Gaudelli, the executive producer of this year's Super Bowl for NBC Sports, is leading a crew of 106 cameras, 14 mobile units and more than 500 employees to bring fans coverage of Sunday's game. It's NBC's fourth Super Bowl broadcast since winning back NFL television rights in 2006, and more than anything, Gaudelli hopes the game lives up to the suspense their three previous Super Bowl broadcasts offered.
"I'm just really excited about this one," Gaudelli said ahead of Sunday's broadcast, which begins at 6:30 p.m. on NBC10. "We have the two teams that were clearly the best this year in their respective conferences, and we're all looking forward to a great game on Sunday."
New to this year's game will be the use of two SkyCams, a first for any network's Super Bowl broadcast. The SkyCams, which are suspended on wires and set up behind the line of scrimmage, offer views similar to the popular "Madden" video game, and came into prominence earlier this season after fog obscured the view from other cameras during a Patriots-Falcons game.
"I think it gives the football purists what they want to see and the casual fan a shot that's quote-unquote not boring like a coach's film would be." said Drew Esocoff, who will be directing NBC's broadcast. "It really provides a great view of football action without being a gimmicky view."
Esocoff also said NBC will utilize camera angles the network didn't use during the season on Sunday Night Football broadcasts. That includes adding more ultra-slow-motion cameras and 20 pylon cameras, which the network plans to turn to only if the game action calls for it.
"They always end up being the cameras that really provide that definitive view on the big plays of the game," Gaudelli said.
Viewers should also keep their eyes out for virtual versions of three Eagles players — quarterback Nick Foles, defensive lineman Fletcher Cox and defensive lineman Brandon Graham. The Eagles stars (along with Patriots players Tom Brady, James Harrison and Danny Amendola) were body scanned earlier this week so their 3D likenesses could be featured in-game alongside statistics and information designed for the broadcast.
As far as NFL protests go, no Eagles or Patriots players kneeled to protest racial injustice during the national anthem this season, so Gaudelli isn't anticipating that to be an issue his crew will have to content with. More of a wildcard will be Justin Timberlake's halftime performance, which follows a particularly political Grammy Awards show.

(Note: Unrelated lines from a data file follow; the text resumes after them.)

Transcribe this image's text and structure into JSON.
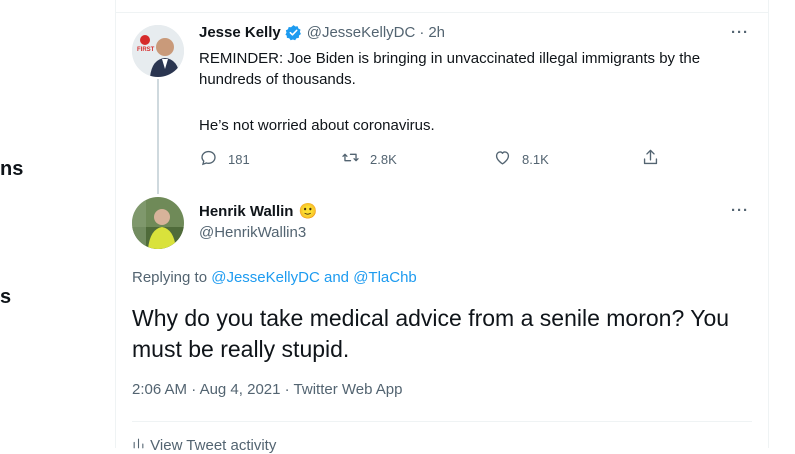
{
  "left_nav": {
    "frag1": "ns",
    "frag2": "s"
  },
  "parent_tweet": {
    "display_name": "Jesse Kelly",
    "handle": "@JesseKellyDC",
    "separator": "·",
    "time": "2h",
    "more": "···",
    "avatar_badge": "FIRST",
    "text_line1": "REMINDER: Joe Biden is bringing in unvaccinated illegal immigrants by the hundreds of thousands.",
    "text_line2": "He’s not worried about coronavirus.",
    "replies": "181",
    "retweets": "2.8K",
    "likes": "8.1K"
  },
  "reply_tweet": {
    "display_name": "Henrik Wallin",
    "emoji": "🙂",
    "handle": "@HenrikWallin3",
    "more": "···",
    "replying_prefix": "Replying to",
    "replying_user1": "@JesseKellyDC",
    "replying_and": "and",
    "replying_user2": "@TlaChb",
    "text": "Why do you take medical advice from a senile moron? You must be really stupid.",
    "time": "2:06 AM",
    "date": "Aug 4, 2021",
    "source": "Twitter Web App",
    "separator": "·",
    "activity": "View Tweet activity"
  },
  "colors": {
    "accent": "#1d9bf0",
    "secondary_text": "#536471",
    "primary_text": "#0f1419",
    "border": "#eff3f4"
  },
  "icons": [
    "verified-badge-icon",
    "reply-icon",
    "retweet-icon",
    "like-icon",
    "share-icon",
    "more-icon",
    "activity-icon"
  ]
}
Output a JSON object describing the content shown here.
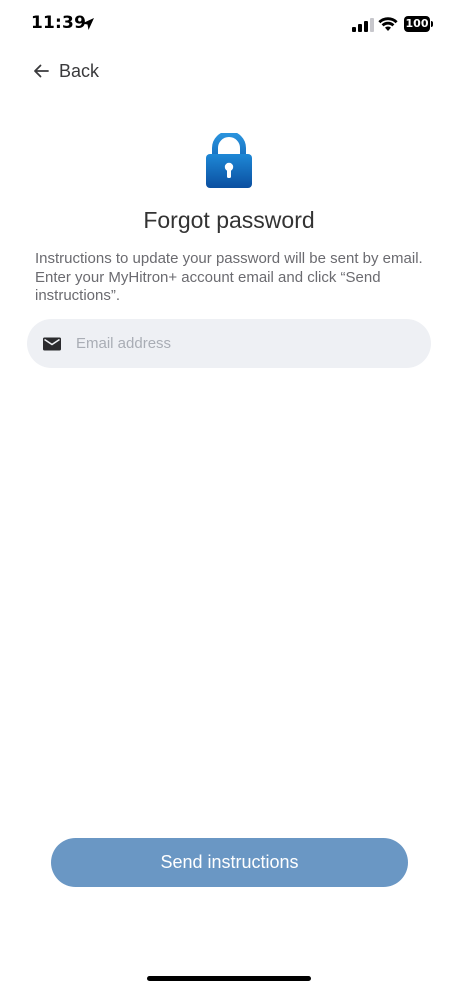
{
  "status_bar": {
    "time": "11:39",
    "battery_level": "100",
    "icons": [
      "location-arrow-icon",
      "cellular-signal-icon",
      "wifi-icon",
      "battery-icon"
    ]
  },
  "nav": {
    "back_label": "Back",
    "back_icon": "arrow-left-icon"
  },
  "header": {
    "icon": "lock-icon",
    "title": "Forgot password"
  },
  "instructions": "Instructions to update your password will be sent by email. Enter your MyHitron+ account email and click “Send instructions”.",
  "email_field": {
    "icon": "mail-icon",
    "placeholder": "Email address",
    "value": ""
  },
  "actions": {
    "send_label": "Send instructions"
  },
  "colors": {
    "primary_button": "#6a97c4",
    "field_background": "#eef0f4",
    "lock_gradient_top": "#1e88d6",
    "lock_gradient_bottom": "#0b4fa0"
  }
}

"We are aware of Justin Timberlake's setlist as we have to be for rehearsals and to know what we need to do," NBC Sports chairman Mark Lazarus said. He added that the NFL is ultimately responsible for the content during halftime. "I would not anticipate anything in that area. This is a musical performance, not an awards show."
Like every year, there is a great deal of money spend on gambling surrounding the Super Bowl, including prop bets that seem to get more and more ridiculous each and every year. Despite that, Lazarus said the network won't consider airing graphics related to point spreads or gambling terms until sports gambling is completely legalized across the country.
"My feeling is if you made a bet on the game you know the point spread," added NBC's play-by-play broadcaster Al Michaels. "Nobody's going to have to show you a graphic to know what the spread is."
5: Number of ads NBC will run to promote the 2018 Olympics in PyeongChang, South Korea
6: Number of Super Bowls Fred Gaudelli and Drew Esocoff have produced together
10: Number of Super Bowls called by Al Michaels (second only to Pat Summerall, who called 11)
19: Number of Super Bowls NBC has broadcast (including this year's game)
50: Miles of cable NBC ran in and out of U.S. Bank Stadium in Minneapolis
100+: Hours of coverage from NBC Sports Boston and NBC Sports Philadelphia during Super Bowl week
106: Number of different cameras NBC will utilize during its broadcast
130: Number of microphones NBC brought to the Super Bowl
700: Number of hotel rooms booked by NBC in Minneapolis
1,500: Meals serves to crew members on gameday
$5 million: Cost of a 30-second Super Bowl ad on Sunday